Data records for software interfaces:
========

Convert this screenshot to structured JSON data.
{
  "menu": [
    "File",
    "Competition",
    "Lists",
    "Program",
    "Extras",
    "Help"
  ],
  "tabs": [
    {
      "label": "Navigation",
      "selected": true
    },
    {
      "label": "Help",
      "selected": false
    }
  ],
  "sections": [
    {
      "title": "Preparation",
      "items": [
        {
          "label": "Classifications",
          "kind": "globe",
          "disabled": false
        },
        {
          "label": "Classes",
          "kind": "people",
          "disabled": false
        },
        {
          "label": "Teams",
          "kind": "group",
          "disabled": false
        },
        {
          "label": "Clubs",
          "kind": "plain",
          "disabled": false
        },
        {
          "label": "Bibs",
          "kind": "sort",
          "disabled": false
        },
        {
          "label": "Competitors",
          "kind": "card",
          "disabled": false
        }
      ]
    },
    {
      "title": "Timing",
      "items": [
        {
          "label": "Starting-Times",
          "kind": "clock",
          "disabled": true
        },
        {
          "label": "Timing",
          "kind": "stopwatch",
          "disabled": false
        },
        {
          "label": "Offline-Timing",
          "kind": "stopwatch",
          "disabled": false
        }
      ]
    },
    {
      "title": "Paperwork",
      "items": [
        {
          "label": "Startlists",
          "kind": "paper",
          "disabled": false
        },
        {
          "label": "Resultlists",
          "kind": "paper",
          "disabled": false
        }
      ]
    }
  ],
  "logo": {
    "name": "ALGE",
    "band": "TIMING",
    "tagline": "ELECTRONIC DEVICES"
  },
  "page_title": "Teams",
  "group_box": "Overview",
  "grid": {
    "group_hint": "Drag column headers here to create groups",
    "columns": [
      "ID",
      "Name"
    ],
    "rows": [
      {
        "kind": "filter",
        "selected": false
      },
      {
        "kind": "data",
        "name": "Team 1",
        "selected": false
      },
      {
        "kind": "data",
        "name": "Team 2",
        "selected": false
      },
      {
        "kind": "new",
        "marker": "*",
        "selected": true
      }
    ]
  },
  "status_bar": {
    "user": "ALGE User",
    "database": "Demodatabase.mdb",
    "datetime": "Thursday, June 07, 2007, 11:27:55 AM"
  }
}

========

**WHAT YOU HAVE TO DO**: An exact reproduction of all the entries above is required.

**WRITTEN ANSWER**:
Convert this screenshot to structured JSON data.
{
  "menu": [
    "File",
    "Competition",
    "Lists",
    "Program",
    "Extras",
    "Help"
  ],
  "tabs": [
    {
      "label": "Navigation",
      "selected": true
    },
    {
      "label": "Help",
      "selected": false
    }
  ],
  "sections": [
    {
      "title": "Preparation",
      "items": [
        {
          "label": "Classifications",
          "kind": "globe",
          "disabled": false
        },
        {
          "label": "Classes",
          "kind": "people",
          "disabled": false
        },
        {
          "label": "Teams",
          "kind": "group",
          "disabled": false
        },
        {
          "label": "Clubs",
          "kind": "plain",
          "disabled": false
        },
        {
          "label": "Bibs",
          "kind": "sort",
          "disabled": false
        },
        {
          "label": "Competitors",
          "kind": "card",
          "disabled": false
        }
      ]
    },
    {
      "title": "Timing",
      "items": [
        {
          "label": "Starting-Times",
          "kind": "clock",
          "disabled": true
        },
        {
          "label": "Timing",
          "kind": "stopwatch",
          "disabled": false
        },
        {
          "label": "Offline-Timing",
          "kind": "stopwatch",
          "disabled": false
        }
      ]
    },
    {
      "title": "Paperwork",
      "items": [
        {
          "label": "Startlists",
          "kind": "paper",
          "disabled": false
        },
        {
          "label": "Resultlists",
          "kind": "paper",
          "disabled": false
        }
      ]
    }
  ],
  "logo": {
    "name": "ALGE",
    "band": "TIMING",
    "tagline": "ELECTRONIC DEVICES"
  },
  "page_title": "Teams",
  "group_box": "Overview",
  "grid": {
    "group_hint": "Drag column headers here to create groups",
    "columns": [
      "ID",
      "Name"
    ],
    "rows": [
      {
        "kind": "filter",
        "selected": false
      },
      {
        "kind": "data",
        "name": "Team 1",
        "selected": false
      },
      {
        "kind": "data",
        "name": "Team 2",
        "selected": false
      },
      {
        "kind": "new",
        "marker": "*",
        "selected": true
      }
    ]
  },
  "status_bar": {
    "user": "ALGE User",
    "database": "Demodatabase.mdb",
    "datetime": "Thursday, June 07, 2007, 11:27:55 AM"
  }
}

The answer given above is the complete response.